A piercing, heart-felt take on a truly tragic set of circumstances.
Don't miss this sobering testament.
5 out of 5
Try to imagine a time in the 70s. Racism was still alive and well, but mostly hidden at this point. It just needed to be boiled up in certain kind of way. MOVE certainly helped in rising the racial tensions and giving a whole new meaning of controlled life. Philly police, even in the 70s and 80s (maybe still, I don't know) were racist. They beat the crap out of MOVE members and imprisoned many. Their actions were and are not applicable since they overshot humanity for instead inhumanity. It was a very disgusting set of circumstances, yes, except to end human life without any other regard was sicker. Don't get me wrong. I'm not rooting for MOVE here. I think they had it coming unfortunately.
Now MOVE in general may sound like a good "organization" since violence isn't exactly their motto, but it's far from it.
Now you're probably wondering, WHAT IS MOVE? Well, it's a black group of people who all have the same last name (Africa) and live by nature. They object to Technology even though they drive cars and use telephones. A contradiction if there ever was one. It was founded in 1972 by John Africa. Also known as such for creating a set of guidelines which are known as the MOVE's bible. He's like a black Jesus except in this documentary he's slightly glossed over. I would have liked to have known more about John Africa, but I guess this is more about the tragedy instead. Oh well.

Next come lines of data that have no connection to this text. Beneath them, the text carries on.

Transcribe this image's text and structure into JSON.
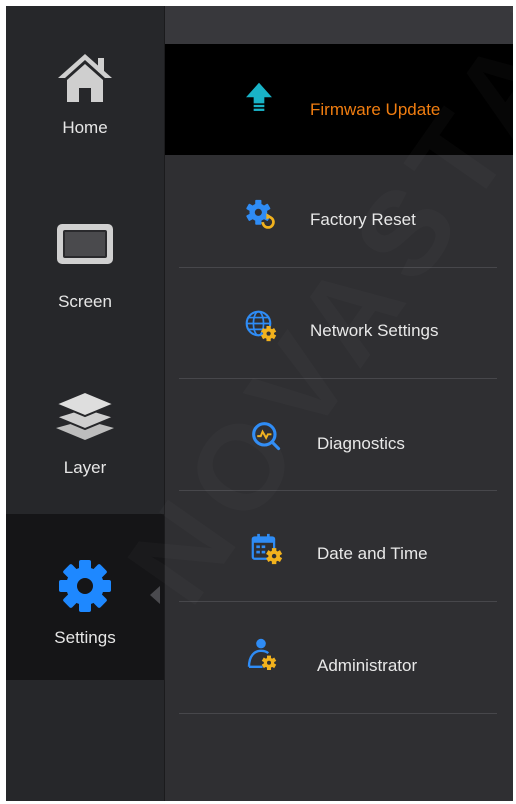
{
  "nav": {
    "items": [
      {
        "label": "Home",
        "icon": "home-icon"
      },
      {
        "label": "Screen",
        "icon": "screen-icon"
      },
      {
        "label": "Layer",
        "icon": "layers-icon"
      },
      {
        "label": "Settings",
        "icon": "gear-icon",
        "active": true
      }
    ]
  },
  "submenu": {
    "items": [
      {
        "label": "Firmware Update",
        "icon": "upload-arrow-icon",
        "selected": true
      },
      {
        "label": "Factory Reset",
        "icon": "gear-reset-icon"
      },
      {
        "label": "Network Settings",
        "icon": "globe-gear-icon"
      },
      {
        "label": "Diagnostics",
        "icon": "diagnostics-icon"
      },
      {
        "label": "Date and Time",
        "icon": "calendar-gear-icon"
      },
      {
        "label": "Administrator",
        "icon": "user-gear-icon"
      }
    ]
  },
  "watermark": "NOVASTAR",
  "colors": {
    "accent_orange": "#f07d10",
    "settings_blue": "#1e88ff",
    "arrow_teal": "#19b3c7",
    "icon_gold": "#f2b21d",
    "icon_blue": "#2f8cf5"
  }
}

Even though MOVE is mainly peaceful, there lifestyle is anything from it. They live like animals and denigrate entirely from anything the outside world does. It's kind of like what a teenager does when they want to defy society. They rebel against it. That sort of sums up their cause. Like I mentioned, contradicting attitudes within their own "organization" is also equal to the state of their very own religion.
Their biggest flaw was to incorporate their own religion, but what the problem is if a religion is the basis for all life than why put yourself in one that restricts it. Religion usually restricts life because you're forcing yourself into a corner with rules and regulations or commandments. I have nothing against religion and do believe in God to a certain extent, but I am open enough to the wait and see attitude of when we die. We can never really be sure until we reach that point of no return. MOVE, however, wanted just one thing and that was THERE thing. Since they figured that Christians, Catholics and other religions get to have theirs, why shouldn't they?
This documentary brings up a LOT of moral questions and will challenge you on what is right and what is wrong. Frankly, I believe what the extremes the Philly mayor at the time did and the police were wrong. I also believe that what MOVE was doing was wrong as well. They were shit disturbers who populated a nice, predominately black neighborhood by creating noise and chaos. Even the newly appointed (and first) black mayor of Philly would prove to be annoyed by MOVE and would contribute more to what the previous white mayor did before him when containing the issue of this "organization". What would happen would be an excessive excuse of power over a group.
Was MOVE a terrorist threat? No. Were they stupid? Yes. Were the Philly police wrong? Yes & NO. When a group defies THE system they best be prepared for either death or prison. MOVE didn't do anything but cost people their homes and put people out on the streets. They provided absolutely no progress for their children, but instead wanted to go back to the old ways. Amish people they were not, but they certainly tried!
This documentary is edited together from news reports and court hearings along with other documented stuff that revolved around the MOVE "organization". It was a powerful and well-made documentary that showed a moment in history that was so stupid.